And make even terror to their malice quail.

Yet if I tell the dream—but let me pause.
What dream? Erewhile the characters were clear,
Graved on my brain—at once some unknown cause
Has dimm'd and razed the thoughts, which now appear,
Like a vague remnant of some by-past scene;—
Not what will be, but what, long since, has been.

I suffer'd many things—I heard foretold
A dreadful doom for Pilate,—lingering woes,
In far, barbarian climes, where mountains cold
Built up a solitude of trackless snows,
There he and grisly wolves prowl'd side by side,
There he lived famish'd—there, methought, he died;

But not of hunger, nor by malady;
I saw the snow around him, stain'd with gore;
I said I had no tears for such as he,
And, lo! my cheek is wet—mine eyes run o'er;
I weep for mortal suffering, mortal guilt,
I weep the impious deed, the blood self-spilt.

More I recall not, yet the vision spread
Into a world remote, an age to come—
And still the illumined name of Jesus shed
A light, a clearness, through the unfolding gloom—
And still I saw that sign, which now I see,
That cross on yonder brow of Calvary.

What is this Hebrew Christ? to me unknown
His lineage—doctrine—mission; yet how clear
Is God-like goodness in his actions shown,
How straight and stainless is his life's career!
The ray of Deity that rests on him,
In my eyes makes Olympian glory dim.

The world advances; Greek or Roman rite
Suffices not the inquiring mind to stay;
The searching soul demands a purer light
To guide it on its upward, onward way;
Ashamed of sculptured gods, Religion turns
To where the unseen Jehovah's altar burns.

Our faith is rotten, all our rites defiled,
Our temples sullied, and, methinks, this man,
With his new ordinance, so wise and mild,
Is come, even as He says, the chaff to fan
And sever from the wheat; but will his faith
Survive the terrors of to-morrow's death ?

* * * * * * *

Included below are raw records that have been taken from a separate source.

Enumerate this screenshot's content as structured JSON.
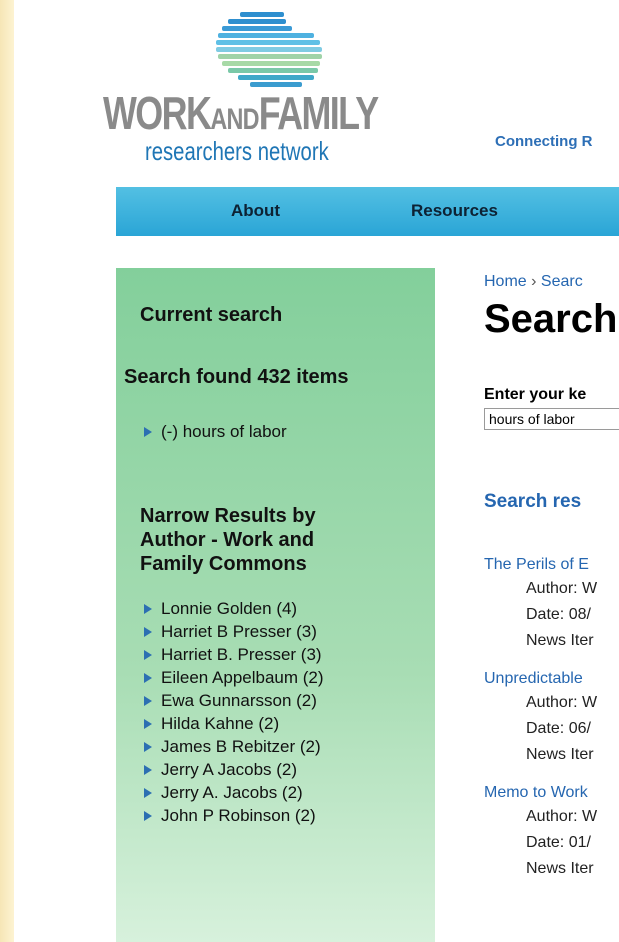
{
  "logo": {
    "word_work": "WORK",
    "word_and": "AND",
    "word_family": "FAMILY",
    "subtitle": "researchers network",
    "colors": [
      "#2e8fcf",
      "#5fc0e6",
      "#9fd3a8",
      "#7ac8a8"
    ]
  },
  "tagline": "Connecting R",
  "nav": {
    "items": [
      {
        "label": "About"
      },
      {
        "label": "Resources"
      }
    ]
  },
  "sidebar": {
    "current_search_heading": "Current search",
    "found_text": "Search found 432 items",
    "active_filter": "(-) hours of labor",
    "narrow_heading_lines": [
      "Narrow Results by",
      "Author - Work and",
      "Family Commons"
    ],
    "authors": [
      "Lonnie Golden (4)",
      "Harriet B Presser (3)",
      "Harriet B. Presser (3)",
      "Eileen Appelbaum (2)",
      "Ewa Gunnarsson (2)",
      "Hilda Kahne (2)",
      "James B Rebitzer (2)",
      "Jerry A Jacobs (2)",
      "Jerry A. Jacobs (2)",
      "John P Robinson (2)"
    ]
  },
  "main": {
    "breadcrumb_home": "Home",
    "breadcrumb_sep": "›",
    "breadcrumb_current": "Searc",
    "title": "Search",
    "keyword_label": "Enter your ke",
    "keyword_value": "hours of labor",
    "results_heading": "Search res",
    "results": [
      {
        "title": "The Perils of E",
        "author": "Author: W",
        "date": "Date: 08/",
        "type": "News Iter"
      },
      {
        "title": "Unpredictable",
        "author": "Author: W",
        "date": "Date: 06/",
        "type": "News Iter"
      },
      {
        "title": "Memo to Work",
        "author": "Author: W",
        "date": "Date: 01/",
        "type": "News Iter"
      }
    ]
  }
}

I feel a firmer trust—a higher hope
Rise in my soul—it dawns with dawning day;
Lo! on the Temple's roof—on Moriah's slope
Appears at length that clear and crimson ray
Which I so wished for when shut in by night;
Oh, opening skies, I hail, I bless pour light!

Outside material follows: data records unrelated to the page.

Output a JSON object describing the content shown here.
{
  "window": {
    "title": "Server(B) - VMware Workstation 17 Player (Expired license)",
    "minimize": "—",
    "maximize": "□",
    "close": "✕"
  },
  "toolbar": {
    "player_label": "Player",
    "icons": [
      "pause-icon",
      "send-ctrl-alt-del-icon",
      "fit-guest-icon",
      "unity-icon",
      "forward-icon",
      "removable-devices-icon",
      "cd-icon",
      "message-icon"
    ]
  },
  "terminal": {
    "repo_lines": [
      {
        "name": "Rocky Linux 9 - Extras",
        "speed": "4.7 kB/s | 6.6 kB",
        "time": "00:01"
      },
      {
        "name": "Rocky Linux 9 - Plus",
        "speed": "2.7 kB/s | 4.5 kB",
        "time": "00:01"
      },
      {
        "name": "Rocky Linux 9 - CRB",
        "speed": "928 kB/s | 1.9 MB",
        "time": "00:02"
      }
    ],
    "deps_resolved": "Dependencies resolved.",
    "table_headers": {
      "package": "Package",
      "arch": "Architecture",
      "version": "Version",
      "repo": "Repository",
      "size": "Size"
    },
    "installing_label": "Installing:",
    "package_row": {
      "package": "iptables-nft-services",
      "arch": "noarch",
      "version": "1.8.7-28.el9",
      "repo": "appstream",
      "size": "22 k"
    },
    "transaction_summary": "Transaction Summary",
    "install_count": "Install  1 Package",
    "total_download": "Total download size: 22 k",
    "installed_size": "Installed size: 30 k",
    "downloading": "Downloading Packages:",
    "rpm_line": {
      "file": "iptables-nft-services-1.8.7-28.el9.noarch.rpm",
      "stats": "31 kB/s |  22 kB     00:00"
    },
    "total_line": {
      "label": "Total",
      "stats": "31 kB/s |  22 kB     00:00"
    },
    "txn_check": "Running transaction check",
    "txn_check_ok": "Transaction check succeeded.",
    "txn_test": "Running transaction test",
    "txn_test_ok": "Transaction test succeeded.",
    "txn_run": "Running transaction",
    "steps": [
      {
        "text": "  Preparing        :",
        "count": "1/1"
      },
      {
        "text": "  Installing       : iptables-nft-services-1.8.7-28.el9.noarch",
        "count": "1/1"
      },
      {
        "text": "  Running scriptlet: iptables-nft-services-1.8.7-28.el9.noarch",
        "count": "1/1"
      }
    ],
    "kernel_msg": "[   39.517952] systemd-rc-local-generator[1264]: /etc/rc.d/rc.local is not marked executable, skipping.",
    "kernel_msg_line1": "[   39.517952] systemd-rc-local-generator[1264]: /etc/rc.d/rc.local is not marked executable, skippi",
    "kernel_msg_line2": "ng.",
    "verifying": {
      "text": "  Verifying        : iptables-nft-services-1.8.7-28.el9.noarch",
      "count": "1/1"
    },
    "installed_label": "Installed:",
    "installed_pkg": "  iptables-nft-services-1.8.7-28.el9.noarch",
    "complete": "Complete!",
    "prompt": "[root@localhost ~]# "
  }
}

Part, clouds and shadows! Glorious Sun appear!
Part, mental gloom! Come insight from on high!
Dusk dawn in heaven still strives with daylight clear
The longing soul doth still uncertain sigh.
Oh! to behold the truth—that sun divine,
How doth my bosom pant, my spirit pine!

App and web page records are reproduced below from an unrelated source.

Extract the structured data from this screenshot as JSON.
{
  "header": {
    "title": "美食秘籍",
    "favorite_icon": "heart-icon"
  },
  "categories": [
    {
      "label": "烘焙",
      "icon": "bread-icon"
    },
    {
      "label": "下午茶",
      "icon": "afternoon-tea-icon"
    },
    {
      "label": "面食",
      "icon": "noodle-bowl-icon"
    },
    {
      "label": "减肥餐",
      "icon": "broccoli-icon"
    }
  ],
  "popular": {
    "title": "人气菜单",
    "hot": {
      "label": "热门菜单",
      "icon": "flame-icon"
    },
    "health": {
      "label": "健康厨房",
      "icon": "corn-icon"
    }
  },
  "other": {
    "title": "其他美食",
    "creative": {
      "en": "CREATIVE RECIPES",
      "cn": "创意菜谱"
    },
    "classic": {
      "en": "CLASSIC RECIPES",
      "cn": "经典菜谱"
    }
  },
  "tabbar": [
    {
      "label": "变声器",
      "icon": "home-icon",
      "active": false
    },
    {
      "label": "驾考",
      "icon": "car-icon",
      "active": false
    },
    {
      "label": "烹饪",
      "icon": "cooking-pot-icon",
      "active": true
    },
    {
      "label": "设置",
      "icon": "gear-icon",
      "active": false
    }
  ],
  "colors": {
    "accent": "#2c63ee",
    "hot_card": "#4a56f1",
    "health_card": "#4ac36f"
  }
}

This day, Time travails with a mighty birth;
This day, Truth stoops from heaven and visits earth;
Ere night descends I shall more surely know
What guide to follow, in what path to go;
I wait in hope—I wait in solemn fear,
The oracle of God—the sole—true God—to hear.